- [Your assignment]: Provide only the number of lines below that contain the word "code".

Data about app and page elements

※ ※ ※

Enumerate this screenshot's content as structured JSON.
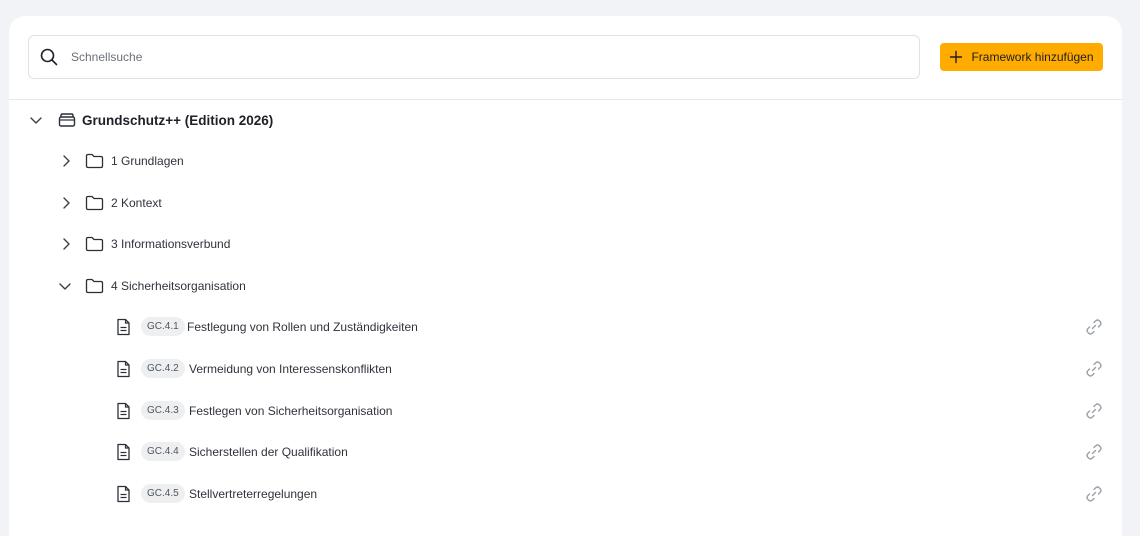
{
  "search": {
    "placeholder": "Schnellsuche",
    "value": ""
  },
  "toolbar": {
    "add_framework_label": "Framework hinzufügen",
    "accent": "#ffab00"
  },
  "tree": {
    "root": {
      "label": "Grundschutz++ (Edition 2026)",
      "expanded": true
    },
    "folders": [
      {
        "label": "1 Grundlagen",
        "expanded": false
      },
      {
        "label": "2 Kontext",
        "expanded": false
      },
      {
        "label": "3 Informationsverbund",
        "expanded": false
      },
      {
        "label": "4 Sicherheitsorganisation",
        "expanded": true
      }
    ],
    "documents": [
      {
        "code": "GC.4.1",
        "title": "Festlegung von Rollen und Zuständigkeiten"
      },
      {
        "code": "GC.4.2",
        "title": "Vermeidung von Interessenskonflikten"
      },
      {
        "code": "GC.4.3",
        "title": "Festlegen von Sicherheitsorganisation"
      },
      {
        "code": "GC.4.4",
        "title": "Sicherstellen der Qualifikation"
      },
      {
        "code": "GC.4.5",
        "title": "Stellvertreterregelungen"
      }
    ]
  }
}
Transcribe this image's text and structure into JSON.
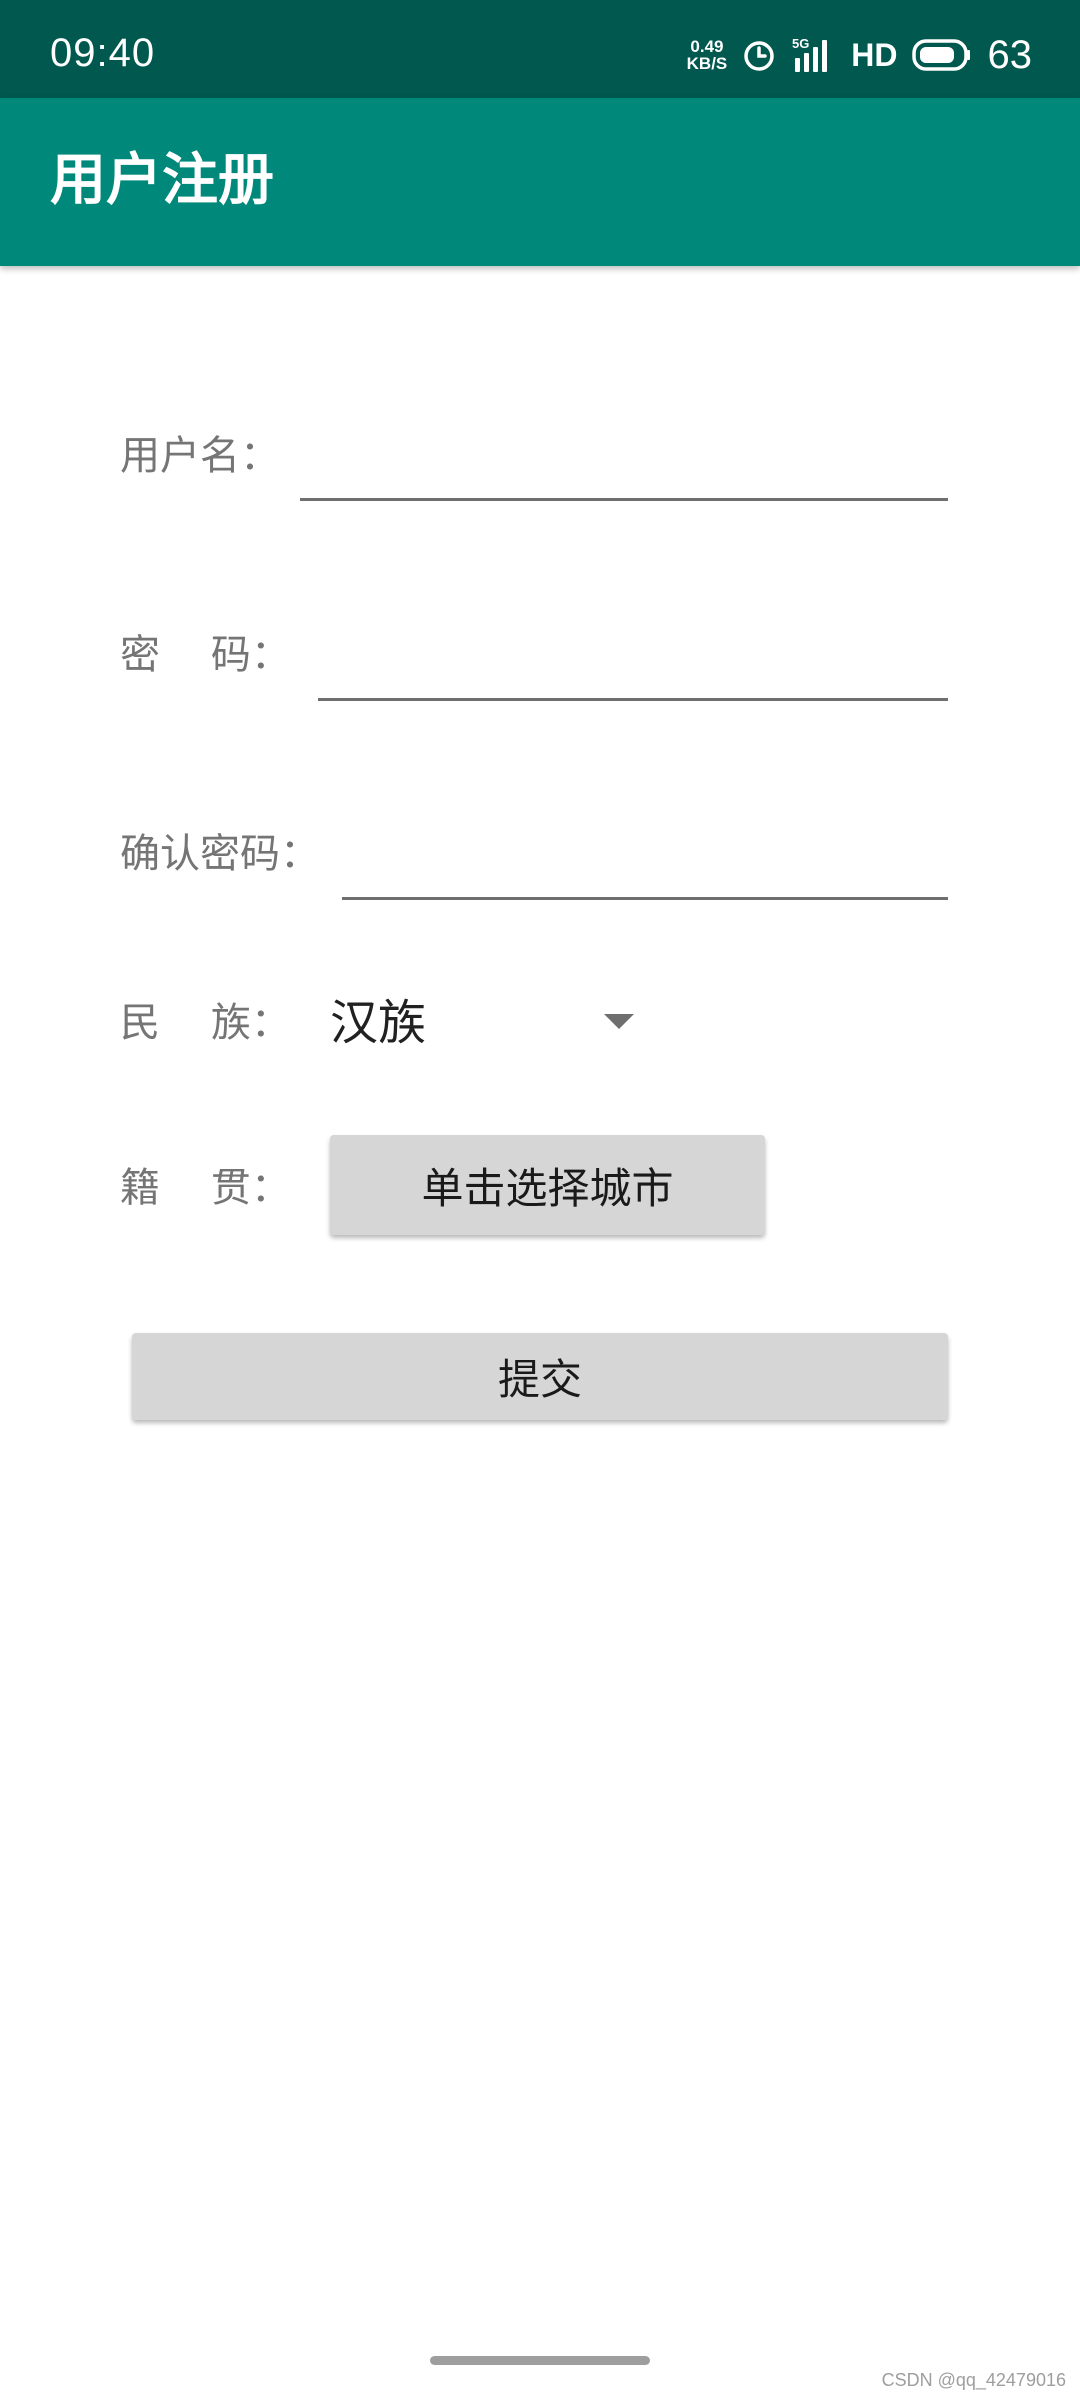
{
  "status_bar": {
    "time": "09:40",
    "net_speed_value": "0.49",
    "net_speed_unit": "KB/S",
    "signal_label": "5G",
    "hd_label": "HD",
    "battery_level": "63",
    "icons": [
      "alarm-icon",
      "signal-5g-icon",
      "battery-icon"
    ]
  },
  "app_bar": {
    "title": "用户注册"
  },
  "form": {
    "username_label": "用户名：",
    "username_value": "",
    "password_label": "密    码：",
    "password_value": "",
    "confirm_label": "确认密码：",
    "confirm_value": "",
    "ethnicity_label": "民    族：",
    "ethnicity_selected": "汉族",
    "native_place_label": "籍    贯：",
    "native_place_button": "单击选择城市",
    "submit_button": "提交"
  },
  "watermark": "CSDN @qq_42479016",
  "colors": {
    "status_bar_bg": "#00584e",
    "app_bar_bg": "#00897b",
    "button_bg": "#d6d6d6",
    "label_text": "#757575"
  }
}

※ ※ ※

- [Task solution]: 5